The Health Adventure’s new exhibit, through May 5, is Mindbender Mansion, an eclectic place full of brainteasers and interactive challenges guaranteed to test the brain power and problem solving skills of even the most experienced puzzlers. Call 254-6373 or visit

Flu vaccinations

Buncombe County Department of Health is offering H1N1 flu vaccine by appointment to anyone age 6 months or older. Seasonal flu vaccinations up to age 18. Call 259-3000 to schedule. Free.

‘The Scoop on Poop’
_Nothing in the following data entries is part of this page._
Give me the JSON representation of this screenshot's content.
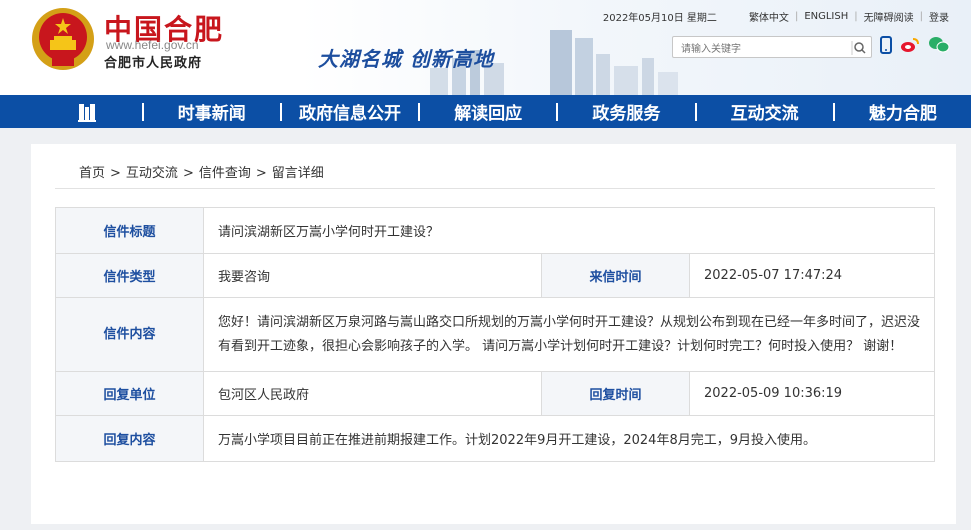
{
  "header": {
    "site_name": "中国合肥",
    "site_url": "www.hefei.gov.cn",
    "gov_name": "合肥市人民政府",
    "slogan": "大湖名城  创新高地",
    "date": "2022年05月10日 星期二",
    "links": [
      "繁体中文",
      "ENGLISH",
      "无障碍阅读",
      "登录"
    ],
    "search_placeholder": "请输入关键字",
    "brand_color": "#c8161d"
  },
  "nav": {
    "items": [
      "时事新闻",
      "政府信息公开",
      "解读回应",
      "政务服务",
      "互动交流",
      "魅力合肥"
    ],
    "bg_color": "#0c4fa5"
  },
  "breadcrumb": [
    "首页",
    "互动交流",
    "信件查询",
    "留言详细"
  ],
  "letter": {
    "title_label": "信件标题",
    "title": "请问滨湖新区万嵩小学何时开工建设？",
    "type_label": "信件类型",
    "type": "我要咨询",
    "sent_label": "来信时间",
    "sent_time": "2022-05-07 17:47:24",
    "content_label": "信件内容",
    "content_line1": "您好！请问滨湖新区万泉河路与嵩山路交口所规划的万嵩小学何时开工建设？从规划公布到现在已经一年多时间了，迟迟没",
    "content_line2": "有看到开工迹象，很担心会影响孩子的入学。  请问万嵩小学计划何时开工建设？计划何时完工？何时投入使用？ 谢谢！",
    "reply_unit_label": "回复单位",
    "reply_unit": "包河区人民政府",
    "reply_time_label": "回复时间",
    "reply_time": "2022-05-09 10:36:19",
    "reply_content_label": "回复内容",
    "reply_content": "万嵩小学项目目前正在推进前期报建工作。计划2022年9月开工建设，2024年8月完工，9月投入使用。"
  }
}
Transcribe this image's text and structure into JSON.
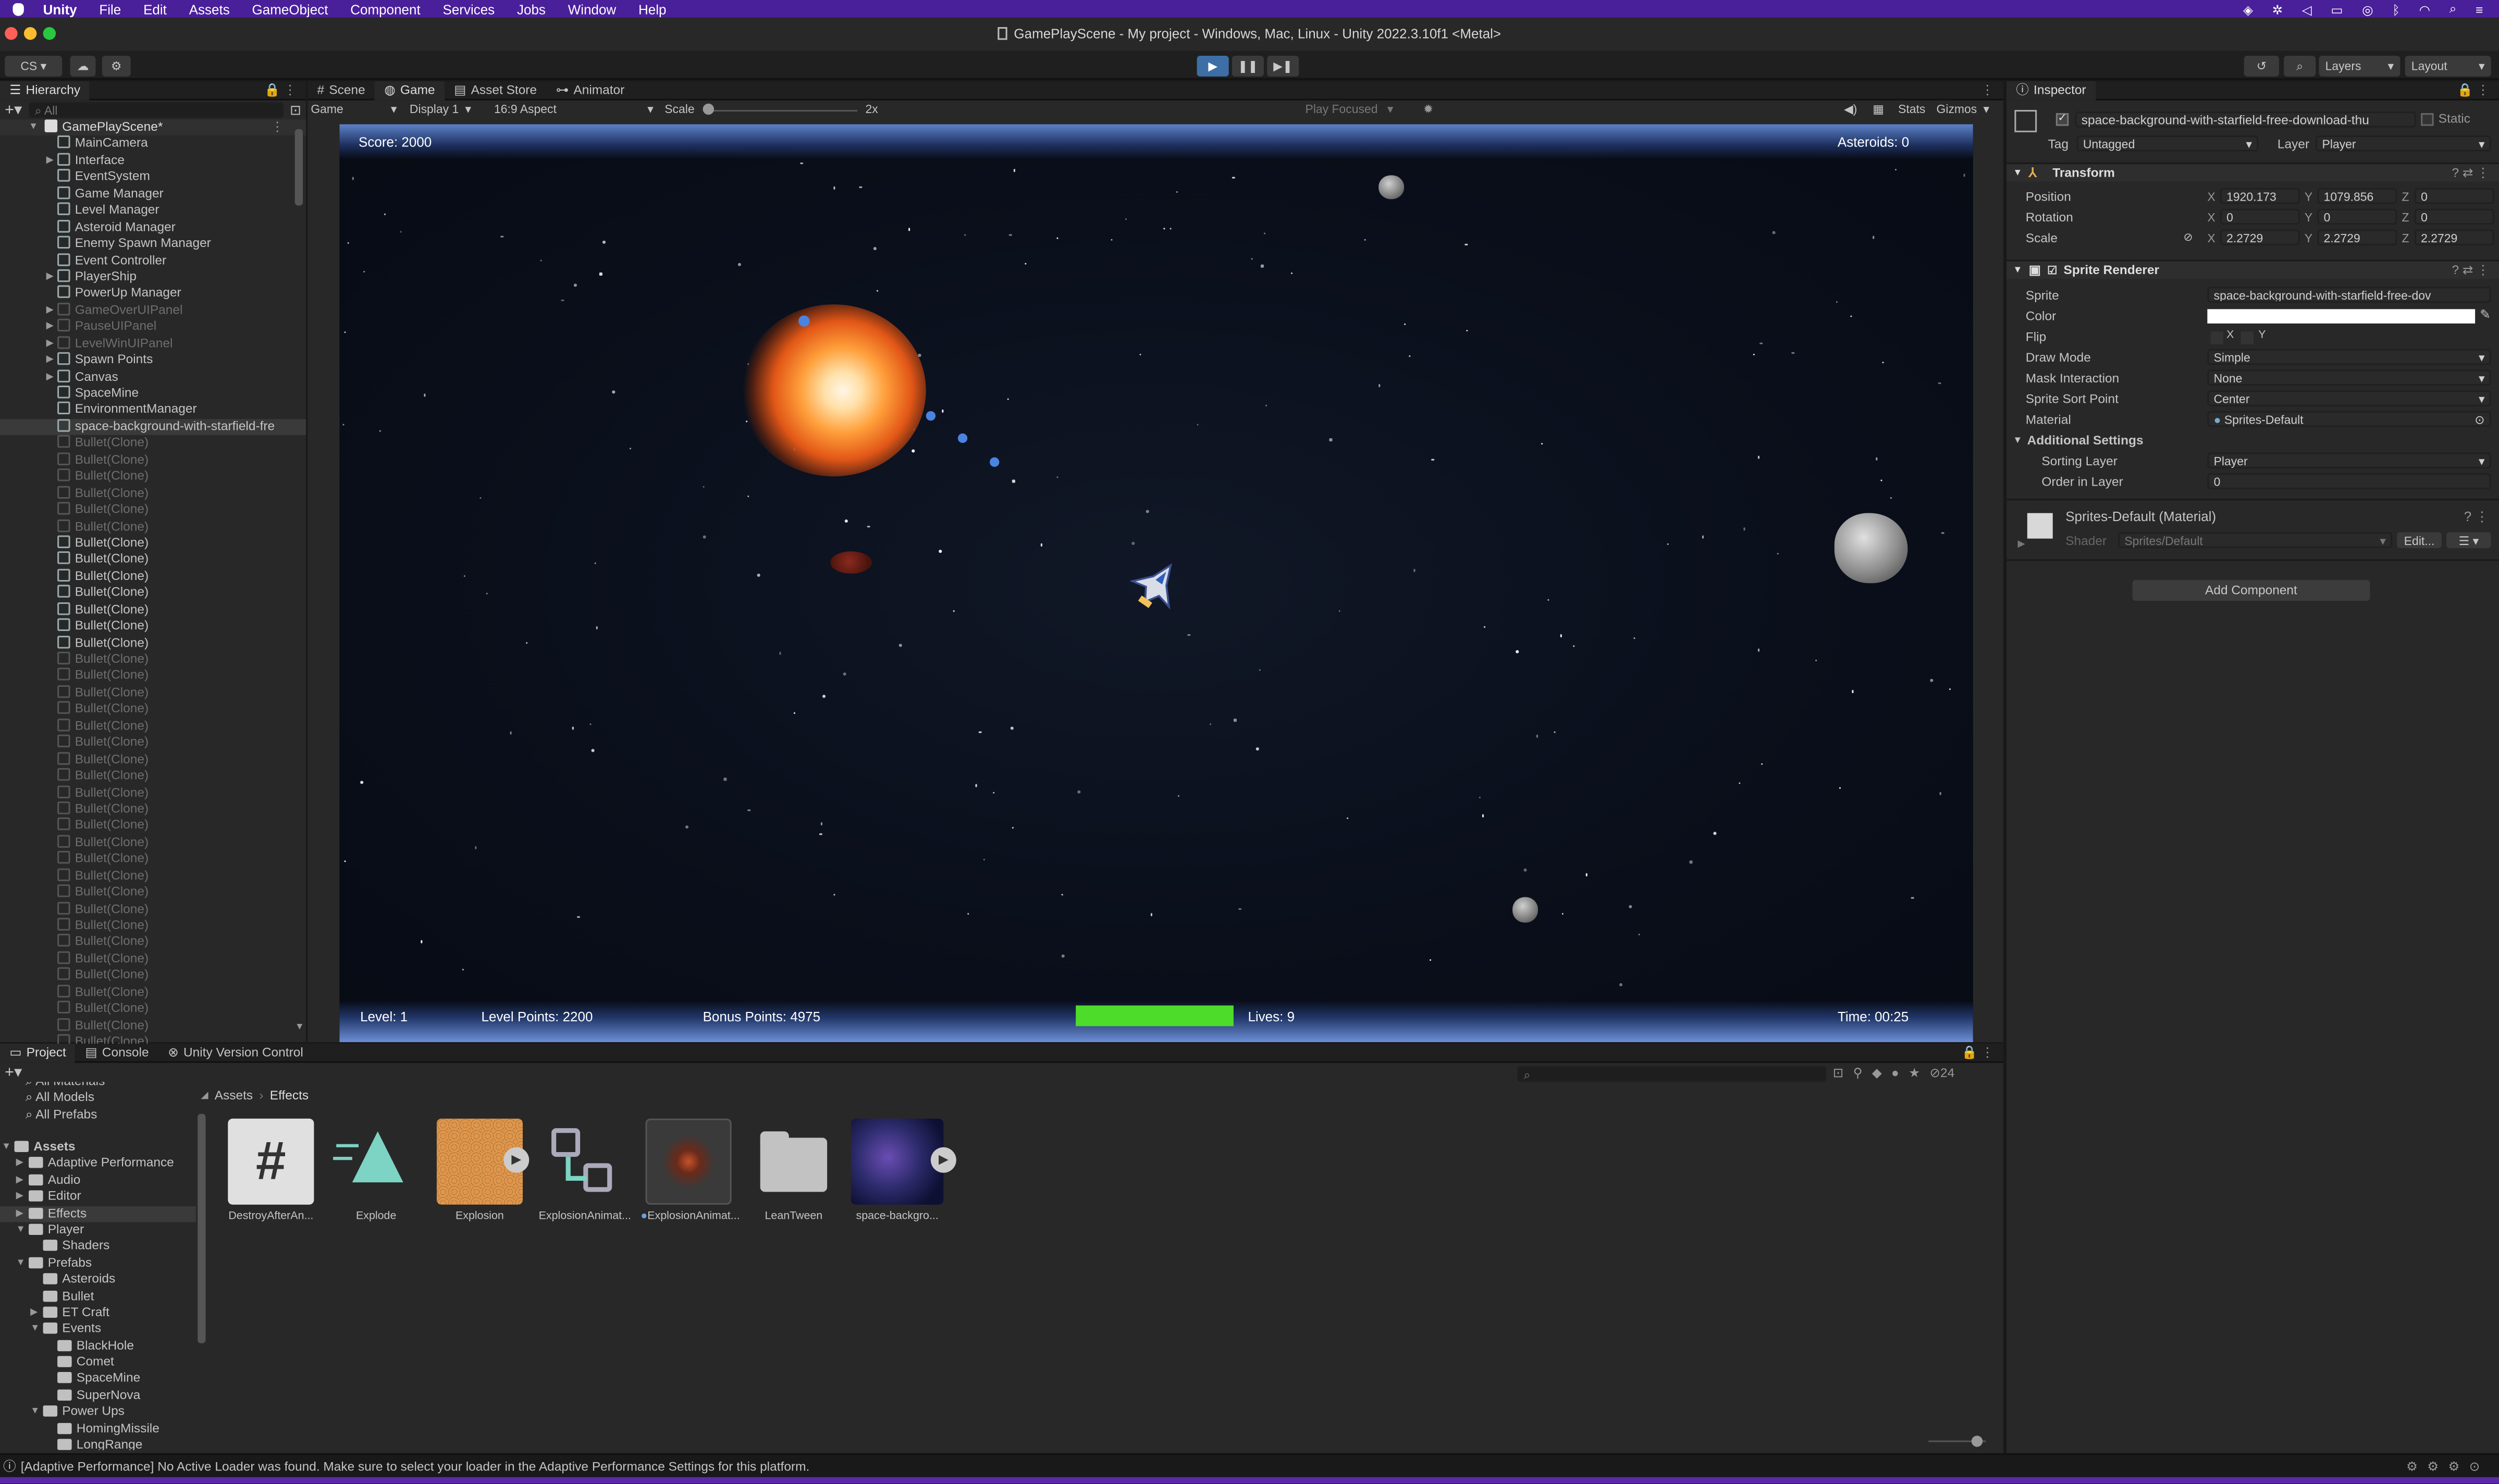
{
  "os_menu": {
    "apple": "",
    "app": "Unity",
    "items": [
      "File",
      "Edit",
      "Assets",
      "GameObject",
      "Component",
      "Services",
      "Jobs",
      "Window",
      "Help"
    ]
  },
  "window_title": "GamePlayScene - My project - Windows, Mac, Linux - Unity 2022.3.10f1 <Metal>",
  "toolbar": {
    "account": "CS",
    "layers": "Layers",
    "layout": "Layout"
  },
  "hierarchy": {
    "tab": "Hierarchy",
    "search_placeholder": "All",
    "scene": "GamePlayScene*",
    "items": [
      {
        "label": "MainCamera",
        "dim": false,
        "arrow": false
      },
      {
        "label": "Interface",
        "dim": false,
        "arrow": true
      },
      {
        "label": "EventSystem",
        "dim": false,
        "arrow": false
      },
      {
        "label": "Game Manager",
        "dim": false,
        "arrow": false
      },
      {
        "label": "Level Manager",
        "dim": false,
        "arrow": false
      },
      {
        "label": "Asteroid Manager",
        "dim": false,
        "arrow": false
      },
      {
        "label": "Enemy Spawn Manager",
        "dim": false,
        "arrow": false
      },
      {
        "label": "Event Controller",
        "dim": false,
        "arrow": false
      },
      {
        "label": "PlayerShip",
        "dim": false,
        "arrow": true
      },
      {
        "label": "PowerUp Manager",
        "dim": false,
        "arrow": false
      },
      {
        "label": "GameOverUIPanel",
        "dim": true,
        "arrow": true
      },
      {
        "label": "PauseUIPanel",
        "dim": true,
        "arrow": true
      },
      {
        "label": "LevelWinUIPanel",
        "dim": true,
        "arrow": true
      },
      {
        "label": "Spawn Points",
        "dim": false,
        "arrow": true
      },
      {
        "label": "Canvas",
        "dim": false,
        "arrow": true
      },
      {
        "label": "SpaceMine",
        "dim": false,
        "arrow": false
      },
      {
        "label": "EnvironmentManager",
        "dim": false,
        "arrow": false
      },
      {
        "label": "space-background-with-starfield-fre",
        "dim": false,
        "arrow": false,
        "selected": true
      },
      {
        "label": "Bullet(Clone)",
        "dim": true
      },
      {
        "label": "Bullet(Clone)",
        "dim": true
      },
      {
        "label": "Bullet(Clone)",
        "dim": true
      },
      {
        "label": "Bullet(Clone)",
        "dim": true
      },
      {
        "label": "Bullet(Clone)",
        "dim": true
      },
      {
        "label": "Bullet(Clone)",
        "dim": true
      },
      {
        "label": "Bullet(Clone)",
        "dim": false
      },
      {
        "label": "Bullet(Clone)",
        "dim": false
      },
      {
        "label": "Bullet(Clone)",
        "dim": false
      },
      {
        "label": "Bullet(Clone)",
        "dim": false
      },
      {
        "label": "Bullet(Clone)",
        "dim": false
      },
      {
        "label": "Bullet(Clone)",
        "dim": false
      },
      {
        "label": "Bullet(Clone)",
        "dim": false
      },
      {
        "label": "Bullet(Clone)",
        "dim": true
      },
      {
        "label": "Bullet(Clone)",
        "dim": true
      },
      {
        "label": "Bullet(Clone)",
        "dim": true
      },
      {
        "label": "Bullet(Clone)",
        "dim": true
      },
      {
        "label": "Bullet(Clone)",
        "dim": true
      },
      {
        "label": "Bullet(Clone)",
        "dim": true
      },
      {
        "label": "Bullet(Clone)",
        "dim": true
      },
      {
        "label": "Bullet(Clone)",
        "dim": true
      },
      {
        "label": "Bullet(Clone)",
        "dim": true
      },
      {
        "label": "Bullet(Clone)",
        "dim": true
      },
      {
        "label": "Bullet(Clone)",
        "dim": true
      },
      {
        "label": "Bullet(Clone)",
        "dim": true
      },
      {
        "label": "Bullet(Clone)",
        "dim": true
      },
      {
        "label": "Bullet(Clone)",
        "dim": true
      },
      {
        "label": "Bullet(Clone)",
        "dim": true
      },
      {
        "label": "Bullet(Clone)",
        "dim": true
      },
      {
        "label": "Bullet(Clone)",
        "dim": true
      },
      {
        "label": "Bullet(Clone)",
        "dim": true
      },
      {
        "label": "Bullet(Clone)",
        "dim": true
      },
      {
        "label": "Bullet(Clone)",
        "dim": true
      },
      {
        "label": "Bullet(Clone)",
        "dim": true
      },
      {
        "label": "Bullet(Clone)",
        "dim": true
      },
      {
        "label": "Bullet(Clone)",
        "dim": true
      },
      {
        "label": "Bullet(Clone)",
        "dim": true
      },
      {
        "label": "Bullet(Clone)",
        "dim": true
      },
      {
        "label": "Bullet(Clone)",
        "dim": true
      },
      {
        "label": "Bullet(Clone)",
        "dim": true
      },
      {
        "label": "Bullet(Clone)",
        "dim": true
      }
    ]
  },
  "center_tabs": [
    "Scene",
    "Game",
    "Asset Store",
    "Animator"
  ],
  "game_toolbar": {
    "mode": "Game",
    "display": "Display 1",
    "aspect": "16:9 Aspect",
    "scale_label": "Scale",
    "scale_value": "2x",
    "play_focused": "Play Focused",
    "stats": "Stats",
    "gizmos": "Gizmos"
  },
  "hud": {
    "score": "Score: 2000",
    "asteroids": "Asteroids: 0",
    "level": "Level: 1",
    "level_points": "Level Points: 2200",
    "bonus_points": "Bonus Points: 4975",
    "lives": "Lives: 9",
    "time": "Time: 00:25",
    "health_fraction": 1.0
  },
  "inspector": {
    "tab": "Inspector",
    "object_name": "space-background-with-starfield-free-download-thu",
    "static": "Static",
    "tag_label": "Tag",
    "tag": "Untagged",
    "layer_label": "Layer",
    "layer": "Player",
    "transform": {
      "title": "Transform",
      "position": {
        "label": "Position",
        "x": "1920.173",
        "y": "1079.856",
        "z": "0"
      },
      "rotation": {
        "label": "Rotation",
        "x": "0",
        "y": "0",
        "z": "0"
      },
      "scale": {
        "label": "Scale",
        "x": "2.2729",
        "y": "2.2729",
        "z": "2.2729"
      }
    },
    "sprite_renderer": {
      "title": "Sprite Renderer",
      "sprite_label": "Sprite",
      "sprite": "space-background-with-starfield-free-dov",
      "color_label": "Color",
      "flip_label": "Flip",
      "flip_x": "X",
      "flip_y": "Y",
      "draw_mode_label": "Draw Mode",
      "draw_mode": "Simple",
      "mask_label": "Mask Interaction",
      "mask": "None",
      "sort_point_label": "Sprite Sort Point",
      "sort_point": "Center",
      "material_label": "Material",
      "material": "Sprites-Default",
      "additional": "Additional Settings",
      "sorting_layer_label": "Sorting Layer",
      "sorting_layer": "Player",
      "order_label": "Order in Layer",
      "order": "0"
    },
    "material": {
      "title": "Sprites-Default (Material)",
      "shader_label": "Shader",
      "shader": "Sprites/Default",
      "edit": "Edit..."
    },
    "add_component": "Add Component"
  },
  "bottom_tabs": [
    "Project",
    "Console",
    "Unity Version Control"
  ],
  "project": {
    "favorites": [
      "All Materials",
      "All Models",
      "All Prefabs"
    ],
    "tree": [
      {
        "label": "Assets",
        "level": 0,
        "bold": true
      },
      {
        "label": "Adaptive Performance",
        "level": 1
      },
      {
        "label": "Audio",
        "level": 1
      },
      {
        "label": "Editor",
        "level": 1
      },
      {
        "label": "Effects",
        "level": 1,
        "selected": true
      },
      {
        "label": "Player",
        "level": 1
      },
      {
        "label": "Shaders",
        "level": 2
      },
      {
        "label": "Prefabs",
        "level": 1
      },
      {
        "label": "Asteroids",
        "level": 2
      },
      {
        "label": "Bullet",
        "level": 2
      },
      {
        "label": "ET Craft",
        "level": 2
      },
      {
        "label": "Events",
        "level": 2
      },
      {
        "label": "BlackHole",
        "level": 3
      },
      {
        "label": "Comet",
        "level": 3
      },
      {
        "label": "SpaceMine",
        "level": 3
      },
      {
        "label": "SuperNova",
        "level": 3
      },
      {
        "label": "Power Ups",
        "level": 2
      },
      {
        "label": "HomingMissile",
        "level": 3
      },
      {
        "label": "LongRange",
        "level": 3
      }
    ],
    "breadcrumb": [
      "Assets",
      "Effects"
    ],
    "hidden_count": "24",
    "assets": [
      "DestroyAfterAn...",
      "Explode",
      "Explosion",
      "ExplosionAnimat...",
      "ExplosionAnimat...",
      "LeanTween",
      "space-backgro..."
    ]
  },
  "status_bar": "[Adaptive Performance] No Active Loader was found. Make sure to select your loader in the Adaptive Performance Settings for this platform.",
  "colors": {
    "menubar": "#4a1f9a",
    "selection": "#2c5d87",
    "health": "#4ddc2a",
    "accent": "#3d6fa6"
  }
}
N.C. Arboretum presents an exhibit on “the science of what animals leave behind.” It explores how poop is used by animals, scientists, power companies and more. Runs through May 9 at the Baker Exhibit Center at N.C. Arboretum, off N.C. 191. Call 6652492 or visit

Solutions to puzzles on Page 61


W N C PA R E N T | M A R C H 2 010

WNCParent May 2010  

The May Edition of the WNCParent

WNCParent May 2010  

The May Edition of the WNCParent